• [BRIEF] Reproduce all the entries exactly.

• [Interface dataset entries]

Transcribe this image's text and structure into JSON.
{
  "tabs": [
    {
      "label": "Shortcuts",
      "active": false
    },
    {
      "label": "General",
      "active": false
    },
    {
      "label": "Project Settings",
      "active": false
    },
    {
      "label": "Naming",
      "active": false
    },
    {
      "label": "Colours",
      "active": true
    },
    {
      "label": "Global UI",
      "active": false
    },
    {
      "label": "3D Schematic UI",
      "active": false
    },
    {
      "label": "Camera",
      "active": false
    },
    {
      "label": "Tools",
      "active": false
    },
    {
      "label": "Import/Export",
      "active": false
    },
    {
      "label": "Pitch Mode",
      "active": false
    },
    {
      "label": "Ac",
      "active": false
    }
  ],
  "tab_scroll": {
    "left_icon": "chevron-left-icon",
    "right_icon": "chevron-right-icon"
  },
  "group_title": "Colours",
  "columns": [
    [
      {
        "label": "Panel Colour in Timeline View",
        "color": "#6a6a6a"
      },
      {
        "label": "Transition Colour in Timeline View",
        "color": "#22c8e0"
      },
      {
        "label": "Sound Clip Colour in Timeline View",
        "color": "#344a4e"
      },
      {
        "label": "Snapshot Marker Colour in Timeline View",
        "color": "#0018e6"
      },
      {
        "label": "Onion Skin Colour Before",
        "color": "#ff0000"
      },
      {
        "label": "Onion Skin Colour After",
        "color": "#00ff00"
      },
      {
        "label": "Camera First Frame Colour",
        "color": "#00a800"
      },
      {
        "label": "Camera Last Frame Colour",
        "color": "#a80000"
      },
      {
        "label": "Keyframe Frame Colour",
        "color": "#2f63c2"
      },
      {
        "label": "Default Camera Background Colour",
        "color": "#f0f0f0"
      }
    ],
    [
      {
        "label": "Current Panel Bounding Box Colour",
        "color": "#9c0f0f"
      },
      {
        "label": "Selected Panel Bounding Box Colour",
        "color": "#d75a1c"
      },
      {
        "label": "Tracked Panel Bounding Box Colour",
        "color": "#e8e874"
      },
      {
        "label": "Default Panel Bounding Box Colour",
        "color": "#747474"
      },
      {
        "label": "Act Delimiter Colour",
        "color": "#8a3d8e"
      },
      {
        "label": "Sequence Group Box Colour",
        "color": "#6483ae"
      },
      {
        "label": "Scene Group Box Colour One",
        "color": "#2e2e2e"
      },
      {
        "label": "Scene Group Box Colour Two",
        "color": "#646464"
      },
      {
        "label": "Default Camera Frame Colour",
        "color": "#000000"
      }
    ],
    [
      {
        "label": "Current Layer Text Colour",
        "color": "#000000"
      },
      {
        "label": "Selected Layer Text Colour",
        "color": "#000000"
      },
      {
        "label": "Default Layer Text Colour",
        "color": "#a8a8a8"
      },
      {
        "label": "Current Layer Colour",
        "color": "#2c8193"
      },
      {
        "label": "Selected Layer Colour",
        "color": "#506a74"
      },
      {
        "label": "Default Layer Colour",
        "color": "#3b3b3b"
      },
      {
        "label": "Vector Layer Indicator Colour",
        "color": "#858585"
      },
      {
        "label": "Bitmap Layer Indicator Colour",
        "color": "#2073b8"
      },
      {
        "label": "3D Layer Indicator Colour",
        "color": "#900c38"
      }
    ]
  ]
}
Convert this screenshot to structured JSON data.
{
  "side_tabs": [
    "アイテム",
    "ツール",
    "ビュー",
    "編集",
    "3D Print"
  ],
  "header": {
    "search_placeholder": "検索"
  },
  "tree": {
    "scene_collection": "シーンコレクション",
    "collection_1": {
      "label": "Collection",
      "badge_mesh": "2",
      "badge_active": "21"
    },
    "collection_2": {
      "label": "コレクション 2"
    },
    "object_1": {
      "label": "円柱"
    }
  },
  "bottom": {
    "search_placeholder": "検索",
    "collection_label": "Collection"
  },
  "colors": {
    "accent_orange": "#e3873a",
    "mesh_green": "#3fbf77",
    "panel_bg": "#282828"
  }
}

• [TASK OUTPUT]
Transcribe this image's text and structure into JSON.
{
  "tabs": [
    {
      "label": "Shortcuts",
      "active": false
    },
    {
      "label": "General",
      "active": false
    },
    {
      "label": "Project Settings",
      "active": false
    },
    {
      "label": "Naming",
      "active": false
    },
    {
      "label": "Colours",
      "active": true
    },
    {
      "label": "Global UI",
      "active": false
    },
    {
      "label": "3D Schematic UI",
      "active": false
    },
    {
      "label": "Camera",
      "active": false
    },
    {
      "label": "Tools",
      "active": false
    },
    {
      "label": "Import/Export",
      "active": false
    },
    {
      "label": "Pitch Mode",
      "active": false
    },
    {
      "label": "Ac",
      "active": false
    }
  ],
  "tab_scroll": {
    "left_icon": "chevron-left-icon",
    "right_icon": "chevron-right-icon"
  },
  "group_title": "Colours",
  "columns": [
    [
      {
        "label": "Panel Colour in Timeline View",
        "color": "#6a6a6a"
      },
      {
        "label": "Transition Colour in Timeline View",
        "color": "#22c8e0"
      },
      {
        "label": "Sound Clip Colour in Timeline View",
        "color": "#344a4e"
      },
      {
        "label": "Snapshot Marker Colour in Timeline View",
        "color": "#0018e6"
      },
      {
        "label": "Onion Skin Colour Before",
        "color": "#ff0000"
      },
      {
        "label": "Onion Skin Colour After",
        "color": "#00ff00"
      },
      {
        "label": "Camera First Frame Colour",
        "color": "#00a800"
      },
      {
        "label": "Camera Last Frame Colour",
        "color": "#a80000"
      },
      {
        "label": "Keyframe Frame Colour",
        "color": "#2f63c2"
      },
      {
        "label": "Default Camera Background Colour",
        "color": "#f0f0f0"
      }
    ],
    [
      {
        "label": "Current Panel Bounding Box Colour",
        "color": "#9c0f0f"
      },
      {
        "label": "Selected Panel Bounding Box Colour",
        "color": "#d75a1c"
      },
      {
        "label": "Tracked Panel Bounding Box Colour",
        "color": "#e8e874"
      },
      {
        "label": "Default Panel Bounding Box Colour",
        "color": "#747474"
      },
      {
        "label": "Act Delimiter Colour",
        "color": "#8a3d8e"
      },
      {
        "label": "Sequence Group Box Colour",
        "color": "#6483ae"
      },
      {
        "label": "Scene Group Box Colour One",
        "color": "#2e2e2e"
      },
      {
        "label": "Scene Group Box Colour Two",
        "color": "#646464"
      },
      {
        "label": "Default Camera Frame Colour",
        "color": "#000000"
      }
    ],
    [
      {
        "label": "Current Layer Text Colour",
        "color": "#000000"
      },
      {
        "label": "Selected Layer Text Colour",
        "color": "#000000"
      },
      {
        "label": "Default Layer Text Colour",
        "color": "#a8a8a8"
      },
      {
        "label": "Current Layer Colour",
        "color": "#2c8193"
      },
      {
        "label": "Selected Layer Colour",
        "color": "#506a74"
      },
      {
        "label": "Default Layer Colour",
        "color": "#3b3b3b"
      },
      {
        "label": "Vector Layer Indicator Colour",
        "color": "#858585"
      },
      {
        "label": "Bitmap Layer Indicator Colour",
        "color": "#2073b8"
      },
      {
        "label": "3D Layer Indicator Colour",
        "color": "#900c38"
      }
    ]
  ]
}
Convert this screenshot to structured JSON data.
{
  "side_tabs": [
    "アイテム",
    "ツール",
    "ビュー",
    "編集",
    "3D Print"
  ],
  "header": {
    "search_placeholder": "検索"
  },
  "tree": {
    "scene_collection": "シーンコレクション",
    "collection_1": {
      "label": "Collection",
      "badge_mesh": "2",
      "badge_active": "21"
    },
    "collection_2": {
      "label": "コレクション 2"
    },
    "object_1": {
      "label": "円柱"
    }
  },
  "bottom": {
    "search_placeholder": "検索",
    "collection_label": "Collection"
  },
  "colors": {
    "accent_orange": "#e3873a",
    "mesh_green": "#3fbf77",
    "panel_bg": "#282828"
  }
}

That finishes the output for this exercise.